Does Time Heal?

I often hear these words from grieving clients, “I am in year two of this grief. I thought time was supposed to heal, but I feel worse. What is wrong with me?”

“Time heals” implies there is a relationship between the passage of time and sadness; more time past the loss equals less pain. Most folks expect the first year to be tough. Going through all of the “firsts” of holidays, birthdays and anniversaries is often an excruciating reality of the loved one’s absence. Why then do the second year and subsequent years feel so hard?

One answer is simply that more time means more distance from the physical presence of the loved one who died.

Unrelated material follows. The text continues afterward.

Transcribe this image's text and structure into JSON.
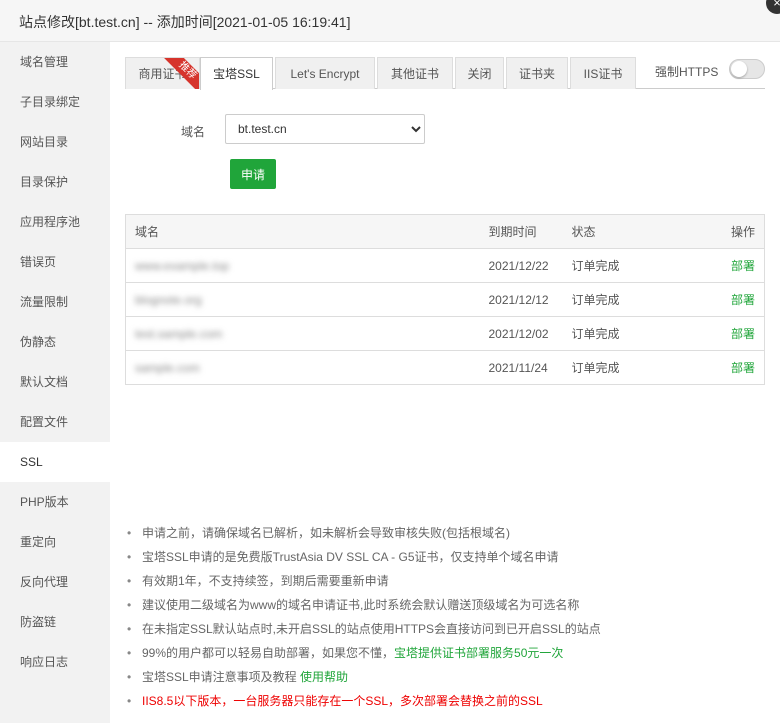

The experience of yearning grows rather than diminishes with time. Grief does change with time. But the expectation of “if only I can get through the first year” does not account for the profound missing of the physical connection to the loved one who had died. Yearning may be present into the second year and beyond.

Share...Share on FacebookShare on Google+Share on LinkedInTweet about this on TwitterPin on PinterestPrint this pageEmail this to someone
The following two tabs change content below.
Dr. Patrick O’Malley is a psychotherapist in Fort Worth, Texas, specializing in grief counseling. For 35 years, he has counseled individuals, couples and families in his private practice. Dr. O'Malley has recently published a book, "Getting Grief Right" about grief recovery.

Latest posts by Dr. Patrick O'Malley (see all)